Former CFTC chair Timothy Massad said he thought it was unlikely the SEC and CFTC would change their pattern for pursuing enforcement cases even with a recent ruling in XRP’s favor.
Timothy Massad, former chair of the United States Commodity Futures Trading Commission (CFTC), has said though a Securities and Exchange Commission (SEC) v. Ripple court ruling may impact the way businesses and lawmakers address crypto, his call for regulatory clarity remains the same.
In a July 7 op-ed with The Wall Street Journal, Massad and former SEC chair Jay Clayton suggested that lawsuits brought by the SEC and CFTC against crypto firms were “unlikely to bring about a significant improvement in investor protection and market integrity quickly”. The comments came before a federal judge in the SEC v. Ripple case issued a ruling seemingly in the blockchain firm’s favor, by suggesting the XRP token was not a security.
Speaking to Cointelegraph on July 17, Massad argued that the court ruling didn’t necessarily limit the scope of the Howie test — the standard by which the SEC identifies a security — because the judge stated that institutional investors “reasonably expected that Ripple would use the capital it received from its sales to improve the XRP ecosystem and thereby increase the price of XRP”. In regards to any potential issues surrounding Ripple’s holdings, the former CFTC chair said the SEC could consider an appeal of the judge’s decision, or lawmakers could step in.
“This clearly shows that we cannot create a crypto regulatory framework solely through enforcement,” said the former CFTC chair.
Massad added that he thought it was unlikely for the number of enforcement cases brought by the SEC or CFTC to drop even with the ruling seemingly taking XRP out of their scope.
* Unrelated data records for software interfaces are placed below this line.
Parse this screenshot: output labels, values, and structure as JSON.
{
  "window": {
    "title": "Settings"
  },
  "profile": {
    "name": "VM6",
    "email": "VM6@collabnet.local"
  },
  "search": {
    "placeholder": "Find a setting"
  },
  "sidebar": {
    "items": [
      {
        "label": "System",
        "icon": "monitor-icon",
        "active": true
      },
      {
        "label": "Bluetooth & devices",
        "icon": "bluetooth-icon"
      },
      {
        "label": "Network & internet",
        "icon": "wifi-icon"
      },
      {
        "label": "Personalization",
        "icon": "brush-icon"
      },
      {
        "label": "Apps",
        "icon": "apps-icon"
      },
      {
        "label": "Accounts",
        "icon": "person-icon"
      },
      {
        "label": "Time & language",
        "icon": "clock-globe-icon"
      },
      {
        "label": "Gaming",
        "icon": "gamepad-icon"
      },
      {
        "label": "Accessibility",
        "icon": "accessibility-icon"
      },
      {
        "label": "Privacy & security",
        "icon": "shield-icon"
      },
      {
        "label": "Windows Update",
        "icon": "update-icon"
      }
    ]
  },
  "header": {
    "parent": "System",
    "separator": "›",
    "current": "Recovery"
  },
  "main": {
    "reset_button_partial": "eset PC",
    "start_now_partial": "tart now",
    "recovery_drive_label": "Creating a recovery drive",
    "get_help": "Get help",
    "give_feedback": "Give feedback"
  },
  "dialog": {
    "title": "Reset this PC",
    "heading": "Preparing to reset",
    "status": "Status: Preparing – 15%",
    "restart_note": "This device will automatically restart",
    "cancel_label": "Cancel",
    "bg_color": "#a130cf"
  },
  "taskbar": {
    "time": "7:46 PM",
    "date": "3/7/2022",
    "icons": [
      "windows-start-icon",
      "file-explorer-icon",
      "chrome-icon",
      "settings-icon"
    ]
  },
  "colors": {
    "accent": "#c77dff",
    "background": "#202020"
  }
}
He proposed that the two regulators should work together to develop standards on crypto aimed at providing investor and market protection, either directly or through a self-regulatory organization.
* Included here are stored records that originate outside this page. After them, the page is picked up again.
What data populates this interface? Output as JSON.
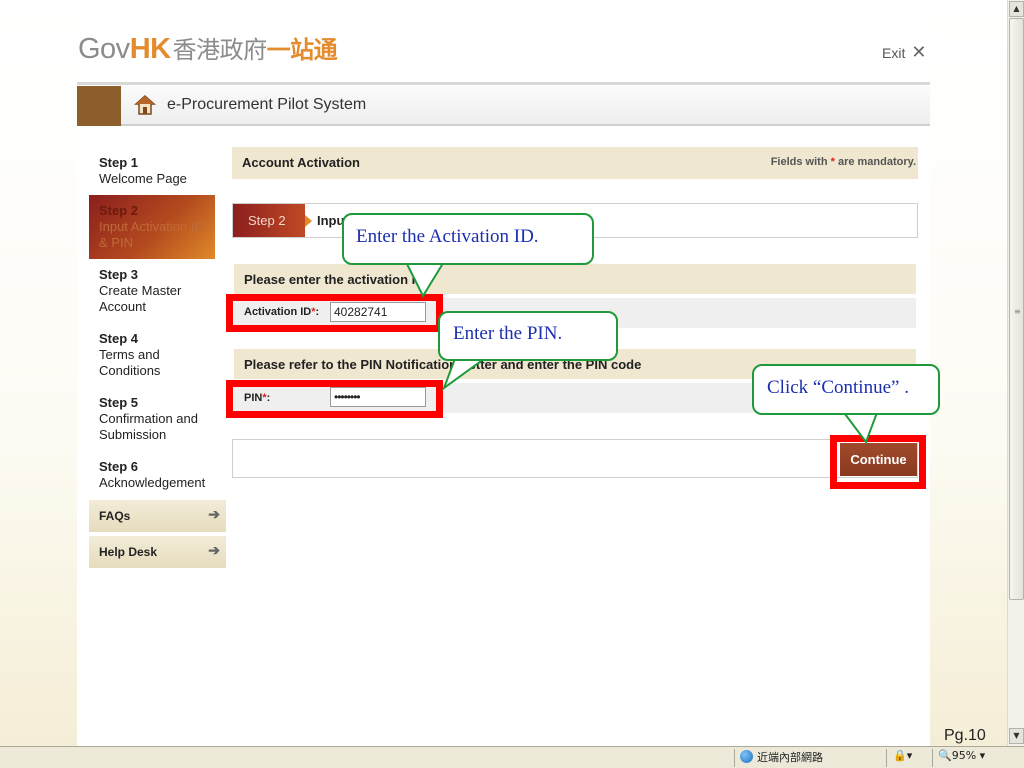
{
  "header": {
    "logo_gov": "Gov",
    "logo_hk": "HK",
    "logo_zh_gov": "香港政府",
    "logo_zh_onestop": "一站通",
    "exit_label": "Exit",
    "exit_icon": "✕",
    "system_title": "e-Procurement Pilot System",
    "home_icon": "house-icon",
    "colors": {
      "brand_orange": "#e48b2d",
      "brand_brown": "#8b5e2b"
    }
  },
  "sidebar": {
    "steps": [
      {
        "num": "Step 1",
        "label": "Welcome Page"
      },
      {
        "num": "Step 2",
        "label": "Input Activation ID & PIN"
      },
      {
        "num": "Step 3",
        "label": "Create Master Account"
      },
      {
        "num": "Step 4",
        "label": "Terms and Conditions"
      },
      {
        "num": "Step 5",
        "label": "Confirmation and Submission"
      },
      {
        "num": "Step 6",
        "label": "Acknowledgement"
      }
    ],
    "links": [
      {
        "label": "FAQs",
        "icon": "arrow-right-icon"
      },
      {
        "label": "Help Desk",
        "icon": "arrow-right-icon"
      }
    ]
  },
  "main": {
    "section_title": "Account Activation",
    "mandatory_prefix": "Fields with ",
    "mandatory_star": "*",
    "mandatory_suffix": " are mandatory.",
    "step_tag": "Step 2",
    "step_title": "Input Activation ID & PIN",
    "activation_heading": "Please enter the activation ID",
    "activation_label": "Activation ID",
    "activation_value": "40282741",
    "pin_heading": "Please refer to the PIN Notification Letter and enter the PIN code",
    "pin_label": "PIN",
    "pin_value": "••••••••",
    "continue_label": "Continue"
  },
  "callouts": {
    "activation": "Enter the Activation ID.",
    "pin": "Enter the PIN.",
    "continue": "Click “Continue” ."
  },
  "page_number": "Pg.10",
  "statusbar": {
    "zone": "近端內部網路",
    "zoom": "95%"
  }
}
According to the former CFTC chair, the case could provide motivation for some U.S. lawmakers previously unwilling to consider legislation impacting the space. Representatives in the House Financial Services Committee are currently considering a draft of a market structure bill, and Senators Cynthia Lummis and Kirsten Gillibrand reintroduced legislation aimed at creating a comprehensive regulatory framework for digital assets on July 12.
Massad served as CFTC chair from 2014 to 2017 under U.S. President Barack Obama. He has previously spoken in favor of regulators approving a spot Bitcoin (BTC) exchange-traded fund, releasing a central bank digital currency for payments in the United States, and regulatory clarity as the crypto space continues to grow.